Human rights


The basis of how we define human rights

Qultura bases its definition of human rights in terms of hard realism and the fundamental truth that irrespective of aspects of culture, belief systems and ideology once a human being is born they are a part of everything else in existence. The universe is like a jigsaw puzzle. There are no spare pieces and everything fits together. Likewise every human being has their place within the human species and their part to play in the process of human evolution.

Human rights in the context of the universe

This means that from our perspective human rights are an aspect of reality and beyond all discussion and arguments. Very much in the same way as an apple grows out of a tree, and a tree grows out of the earth, and the earth is part of a planet which is part of a solar system, galaxy and universe itself, a human being grows out of other human beings. Everything in the universe is connected and interdependent on everything else.

Human rights and environmental issues
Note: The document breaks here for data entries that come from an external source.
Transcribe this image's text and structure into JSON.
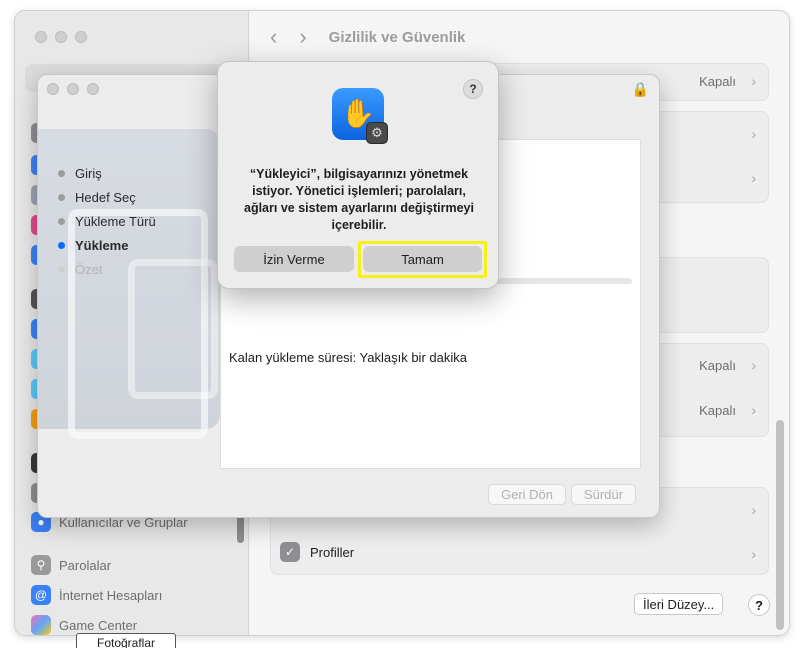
{
  "settings": {
    "title": "Gizlilik ve Güvenlik",
    "rows": [
      {
        "status": "Kapalı"
      },
      {
        "status": "Kapalı"
      },
      {
        "status": "Kapalı"
      }
    ],
    "profiles_label": "Profiller",
    "advanced_button": "İleri Düzey...",
    "help": "?"
  },
  "sidebar": {
    "items": [
      {
        "label": "Kullanıcılar ve Gruplar",
        "icon": "users-icon"
      },
      {
        "label": "Parolalar",
        "icon": "key-icon"
      },
      {
        "label": "İnternet Hesapları",
        "icon": "at-icon"
      },
      {
        "label": "Game Center",
        "icon": "game-center-icon"
      }
    ],
    "tooltip": "Fotoğraflar"
  },
  "installer": {
    "steps": [
      {
        "label": "Giriş",
        "state": "done"
      },
      {
        "label": "Hedef Seç",
        "state": "done"
      },
      {
        "label": "Yükleme Türü",
        "state": "done"
      },
      {
        "label": "Yükleme",
        "state": "active"
      },
      {
        "label": "Özet",
        "state": "disabled"
      }
    ],
    "remaining": "Kalan yükleme süresi: Yaklaşık bir dakika",
    "back_button": "Geri Dön",
    "continue_button": "Sürdür"
  },
  "alert": {
    "message": "“Yükleyici”, bilgisayarınızı yönetmek istiyor. Yönetici işlemleri; parolaları, ağları ve sistem ayarlarını değiştirmeyi içerebilir.",
    "deny_button": "İzin Verme",
    "ok_button": "Tamam",
    "help": "?"
  },
  "colors": {
    "accent": "#0a6cff",
    "highlight": "#f6ef18"
  }
}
This means that there is a very clear and fundamental difference between human rights and social privilege, but this also means that environmental issues are very much human rights as well. Nobody can exist without having air to breathe, access to clean water, access to shelter, to food, to human contact and emotional involvement, and also access to culture. This means that the environment, the planet and your access to resources is very much a part of who you are as your hands, your face and your fingerprint. The only discussion when it comes to human rights is whether you personally choose to accept and embrace this reality or not.

Human rights and universal law
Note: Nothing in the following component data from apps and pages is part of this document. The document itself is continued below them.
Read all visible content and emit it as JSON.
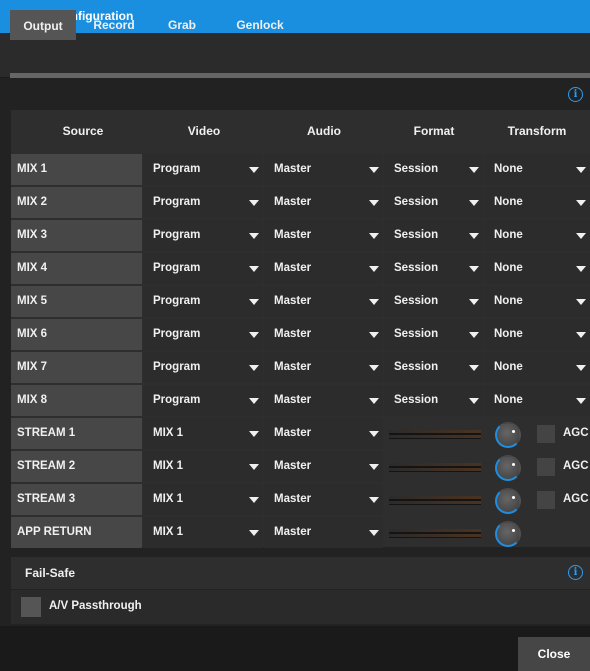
{
  "window": {
    "title": "Output Configuration"
  },
  "tabs": [
    {
      "label": "Output",
      "active": true
    },
    {
      "label": "Record",
      "active": false
    },
    {
      "label": "Grab",
      "active": false
    },
    {
      "label": "Genlock",
      "active": false
    }
  ],
  "columns": [
    "Source",
    "Video",
    "Audio",
    "Format",
    "Transform"
  ],
  "rows": [
    {
      "source": "MIX 1",
      "video": "Program",
      "audio": "Master",
      "format": "Session",
      "transform": "None"
    },
    {
      "source": "MIX 2",
      "video": "Program",
      "audio": "Master",
      "format": "Session",
      "transform": "None"
    },
    {
      "source": "MIX 3",
      "video": "Program",
      "audio": "Master",
      "format": "Session",
      "transform": "None"
    },
    {
      "source": "MIX 4",
      "video": "Program",
      "audio": "Master",
      "format": "Session",
      "transform": "None"
    },
    {
      "source": "MIX 5",
      "video": "Program",
      "audio": "Master",
      "format": "Session",
      "transform": "None"
    },
    {
      "source": "MIX 6",
      "video": "Program",
      "audio": "Master",
      "format": "Session",
      "transform": "None"
    },
    {
      "source": "MIX 7",
      "video": "Program",
      "audio": "Master",
      "format": "Session",
      "transform": "None"
    },
    {
      "source": "MIX 8",
      "video": "Program",
      "audio": "Master",
      "format": "Session",
      "transform": "None"
    }
  ],
  "streams": [
    {
      "source": "STREAM 1",
      "video": "MIX 1",
      "audio": "Master",
      "agc": "AGC"
    },
    {
      "source": "STREAM 2",
      "video": "MIX 1",
      "audio": "Master",
      "agc": "AGC"
    },
    {
      "source": "STREAM 3",
      "video": "MIX 1",
      "audio": "Master",
      "agc": "AGC"
    },
    {
      "source": "APP RETURN",
      "video": "MIX 1",
      "audio": "Master",
      "agc": ""
    }
  ],
  "failsafe": {
    "title": "Fail-Safe",
    "passthrough_label": "A/V Passthrough"
  },
  "info_icon": "i",
  "close_label": "Close",
  "colors": {
    "accent": "#1a8fe0",
    "title_bar": "#1a8fe0",
    "info": "#2a9df4"
  }
}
Therefore human rights are not a matter of legislation or being entitled to certain so-called rights which can be granted to you or taken away from you by an authority. Human rights are an ability to live in a manner which does not cause harm in any way to any other human being, living being or the environment. Within this human rights are the right to be able to live in a way where you are not harmed by others or face the threat of harm or deprivation of opportunity of access to any of the fundamental things you need for life. Human rights are based on universal law, and it is only the recognition of human rights which is based on human law or legislation.